Over two days on 18 – 19 June, visitors can explore the vast number of urban green spaces in the capital. From roof gardens to community parks, schools to hospitals, the gardens are spread throughout the city.
The National Trust will open up seven of its gardens across London for the event, inviting visitors to discover the history, heritage and hidden stories of these city gardens.
Fenton House has extensive and innovative walled gardens, with formal walks and lawns, a rose garden, kitchen garden and a historic orchard.
In June, the rose garden comes into its own, with stems bowing under the weight of scented blooms. Cottage garden in style and feel, roses are under planted with traditional cottage favourites like phlox, foxgloves, poppies and London Pride, and herbs like sage.
As the only house commissioned, created and lived in by William Morris, Red House is a building of extraordinary architectural and social significance.
Tucked away behind its red brick wall, the gardens at Red House are a quiet and secluded spot. Although much of the original garden design is lost there still remain echoes of a past when the Morris family lived there.
The nearly three acre gardens at Rainham Hall provide an oasis of urban green space for visitors to enjoy.
The layout of the gardens has been altered many times since the Hall was built in 1729, and until a few years ago the gardens had been neglected. Today the gardens comprise of formal borders at the rear of the Hall, a lower lawn, meandering borders, an orchard, an outdoor seating area and a ‘wilderness’ play section.
Walk in the footsteps of some of the most famous writers of the day at Carlyle’s House, once home to Thomas and Jane Carlyle.
At the back of the house is a little walled garden where Jane grew flowers and herbs and Thomas grew vegetables.
The sunny garden is laid out much as the Carlyles had it. With low box hedging, fruit trees, grape vine, herbs, roses, and many cottage garden plants. There is a vegetable patch with rhubarb and runner beans.
Osterley is the last remaining country estate in London with farm, parkland, gardens, 18th-century mansion and a Tudor stable block.
The mansion and gardens were created by architect and designer Robert Adam for the Child family.
The Pleasure Grounds have been recently restored, and include a grade-I listed Adam garden house with lemon trees, American border, Long Walk (including a new Diamond Jubilee wood), flower beds in the picturesque style and ornamental vegetable displays in the Tudor walled garden.

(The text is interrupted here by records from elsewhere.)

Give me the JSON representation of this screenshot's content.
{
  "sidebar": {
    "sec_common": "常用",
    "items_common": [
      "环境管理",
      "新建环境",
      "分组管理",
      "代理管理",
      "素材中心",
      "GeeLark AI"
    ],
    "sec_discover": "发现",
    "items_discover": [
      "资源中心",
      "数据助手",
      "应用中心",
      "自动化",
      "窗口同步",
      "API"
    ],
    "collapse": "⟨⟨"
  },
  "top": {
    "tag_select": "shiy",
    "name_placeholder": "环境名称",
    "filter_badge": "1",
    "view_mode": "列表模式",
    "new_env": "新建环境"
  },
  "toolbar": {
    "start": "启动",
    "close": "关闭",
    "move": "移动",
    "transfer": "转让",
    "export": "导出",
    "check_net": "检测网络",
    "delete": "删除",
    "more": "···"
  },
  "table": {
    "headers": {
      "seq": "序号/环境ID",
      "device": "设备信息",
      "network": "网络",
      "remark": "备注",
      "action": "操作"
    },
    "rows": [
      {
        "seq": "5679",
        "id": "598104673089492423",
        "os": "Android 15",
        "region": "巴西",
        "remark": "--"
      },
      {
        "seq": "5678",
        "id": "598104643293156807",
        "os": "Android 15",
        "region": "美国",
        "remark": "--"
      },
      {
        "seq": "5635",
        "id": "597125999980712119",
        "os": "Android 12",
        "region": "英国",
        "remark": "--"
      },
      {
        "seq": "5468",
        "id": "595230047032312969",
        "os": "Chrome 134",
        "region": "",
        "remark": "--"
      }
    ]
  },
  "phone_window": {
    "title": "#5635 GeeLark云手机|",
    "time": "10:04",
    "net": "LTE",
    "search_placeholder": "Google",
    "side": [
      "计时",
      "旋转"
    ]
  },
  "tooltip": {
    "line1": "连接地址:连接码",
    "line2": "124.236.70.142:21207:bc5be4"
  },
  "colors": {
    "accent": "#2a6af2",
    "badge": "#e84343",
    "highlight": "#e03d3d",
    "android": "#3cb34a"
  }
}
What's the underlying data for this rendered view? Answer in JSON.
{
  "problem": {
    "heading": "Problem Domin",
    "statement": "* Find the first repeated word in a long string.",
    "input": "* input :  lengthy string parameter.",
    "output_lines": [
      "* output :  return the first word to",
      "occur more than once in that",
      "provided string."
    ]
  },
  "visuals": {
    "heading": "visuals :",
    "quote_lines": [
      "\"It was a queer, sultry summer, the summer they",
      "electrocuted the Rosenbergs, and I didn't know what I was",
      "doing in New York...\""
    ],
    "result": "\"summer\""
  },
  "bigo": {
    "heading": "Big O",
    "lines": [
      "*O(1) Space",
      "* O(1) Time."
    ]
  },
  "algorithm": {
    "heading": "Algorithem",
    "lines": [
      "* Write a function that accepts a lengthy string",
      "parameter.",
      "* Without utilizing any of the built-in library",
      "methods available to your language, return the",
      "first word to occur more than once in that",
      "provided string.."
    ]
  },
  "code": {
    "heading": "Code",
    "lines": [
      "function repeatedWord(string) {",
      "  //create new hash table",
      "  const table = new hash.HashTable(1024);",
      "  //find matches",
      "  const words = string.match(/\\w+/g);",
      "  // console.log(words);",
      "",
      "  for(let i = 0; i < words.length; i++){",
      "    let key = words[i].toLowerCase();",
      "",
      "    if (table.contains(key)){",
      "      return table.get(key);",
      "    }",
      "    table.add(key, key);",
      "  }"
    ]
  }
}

One of a series of grand houses and palaces alongside the River Thames, Ham House stands as one of Europe’s greatest 17th-century houses.
The 17th century gardens at Ham House have been restored to their former glory. With formal gardens and a walled kitchen garden, come and relax in an environment filled with plants from the time of the Duchess of Lauderdale.
Eastbury Manor House is a grade I-listed Elizabethan manor with well-preserved walled gardens.
The walled garden retains its original internal brickwork, together with the bee boles used by the family for honey. An island of calm in a bustling location, the garden is attractively situated by the renewed façade of the house. The herb garden features herbs and flowers that would have been used in the Tudor era for cooking, dying fabric and medicines.